The giant demon ray is an indubitably fantastic name for an aquatic creature, and it certainly lives up to it. Technically known as Mobula mobular , this beastie is not only the largest of its genus, reaching lengths of 6.5 meters( 21 feet ), but its head’s downward-pointing cephalic fins certainly give it the appearance of some hellish horns.
Plenty about its life cycle remains enigmatic, however, which is why a new study, spotted by New Scientist, is such a boon. It describes the first observation of the courtship behavior of the giant devil light, with an accompanying video featuring one pregnant female fending off the advances of four males.
The New Zealand Journal of Zoology study has just two writers: Scott Tindale, a recreational fisherman from Albany, and Clinton Duffy, an Auckland-based marine technological officer at the New Zealand Department of Conservation.
Their footage, obtained in March 2017 in the temperate southwest Pacific Ocean off the coast of Aotearoa , not only documents a never-before-seen phenomenon, but the presence of the pregnant female also confirms that M. mobular breeds( at unknown intervals) in this part of the world, to which they migrate seasonally.
This research isn’t merely a curiosity, by the way: it’s vital. Giant devil rays are listed as endangered, according to the International Union for Conservation of Nature( IUCN ). Their populations appear to have declined precipitously in recent decades , not only because they have a low reproductive capability, giving birth to a single puppy at once, but also thanks to fishing pressures.
The more we understand about their life cycle, the better chance we have at preserving their species.
The incident involved what they refer to as a “mating train” consisting of a full-term pregnant female and four ripen males, observed over a period of 147 minutes. In general, you could describe it as an unwelcome chase, as the female expend the totality of the time evading capture, intentionally swimming close to the surface to stop any of the males successfully mounting her.
The mating train feature, along with such patterns of female avoidance, has been observed in other large mobulid lights.

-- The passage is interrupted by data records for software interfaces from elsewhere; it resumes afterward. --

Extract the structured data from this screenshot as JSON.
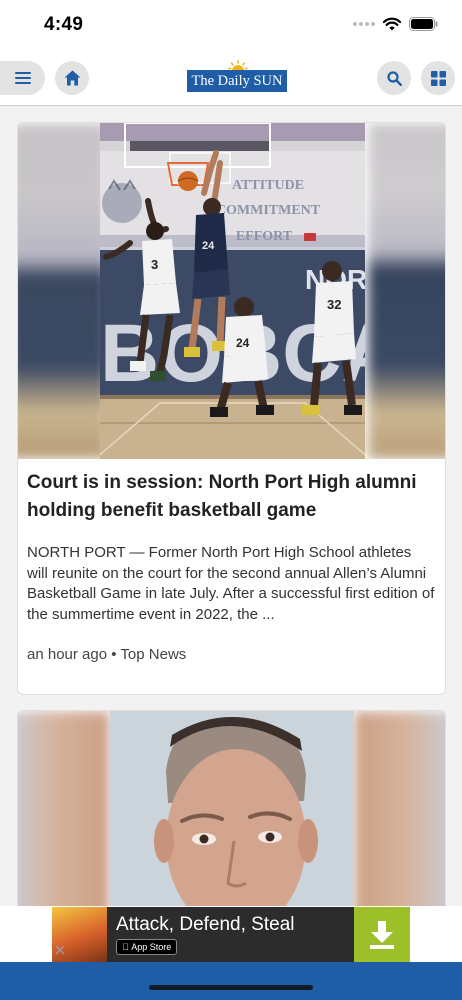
{
  "status_bar": {
    "time": "4:49"
  },
  "header": {
    "logo_text": "The Daily SUN",
    "menu_icon": "hamburger-menu-icon",
    "home_icon": "home-icon",
    "search_icon": "search-icon",
    "sections_icon": "grid-icon"
  },
  "feed": {
    "articles": [
      {
        "title": "Court is in session: North Port High alumni holding benefit basketball game",
        "summary": "NORTH PORT — Former North Port High School athletes will reunite on the court for the second annual Allen’s Alumni Basketball Game in late July. After a successful first edition of the summertime event in 2022, the ...",
        "time": "an hour ago",
        "separator": "•",
        "section": "Top News",
        "image_wall_text": [
          "ATTITUDE",
          "COMMITMENT",
          "EFFORT",
          "NORTH PORT",
          "BOBCAT"
        ],
        "jersey_numbers": [
          "3",
          "24",
          "24",
          "32"
        ]
      },
      {
        "image": "mugshot-photo"
      }
    ]
  },
  "ad": {
    "title": "Attack, Defend, Steal",
    "store_badge": "App Store",
    "download_icon": "download-icon"
  },
  "colors": {
    "brand_blue": "#1f5ea6",
    "ad_green": "#9cbf2a"
  }
}
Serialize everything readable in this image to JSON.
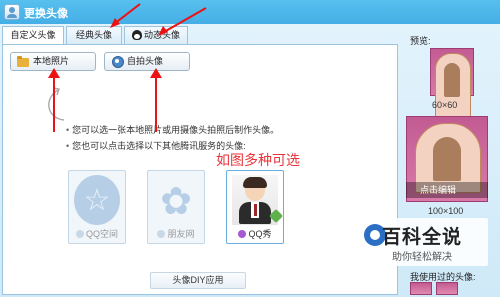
{
  "window": {
    "title": "更换头像"
  },
  "tabs": [
    {
      "label": "自定义头像",
      "active": true
    },
    {
      "label": "经典头像",
      "active": false
    },
    {
      "label": "动态头像",
      "active": false
    }
  ],
  "buttons": {
    "local_photo": "本地照片",
    "selfie": "自拍头像"
  },
  "tips": [
    "您可以选一张本地照片或用摄像头拍照后制作头像。",
    "您也可以点击选择以下其他腾讯服务的头像:"
  ],
  "annotation": "如图多种可选",
  "services": [
    {
      "label": "QQ空间"
    },
    {
      "label": "朋友网"
    },
    {
      "label": "QQ秀"
    }
  ],
  "diy_label": "头像DIY应用",
  "sidebar": {
    "preview_label": "预览:",
    "size_small": "60×60",
    "click_edit": "点击编辑",
    "size_large": "100×100",
    "used_label": "我使用过的头像:"
  },
  "watermark": {
    "title": "百科全说",
    "subtitle": "助你轻松解决"
  },
  "colors": {
    "titlebar": "#45aee6",
    "panel_bg": "#ffffff",
    "annotation": "#e8333a",
    "arrow": "#ee1111"
  }
}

Conversely, the paper notes that, in this instance, “biting of the female was not observed, ” possibly because of her near-surface evasive action. No mating scars were spotted. On other occasions, the males appeared to try and bite the female’s pectoral fins, also in vain.
At the same time , no aggression between the vying males was observed.
Whenever the female stopped at the surface, the lead male would basically prod her abdomen and her cloaca, an all-purpose orifice. All in all, the authors suggest that the mating behavior was very similar to that of the bay light, Mylobatis californica , both of which belong to the same family.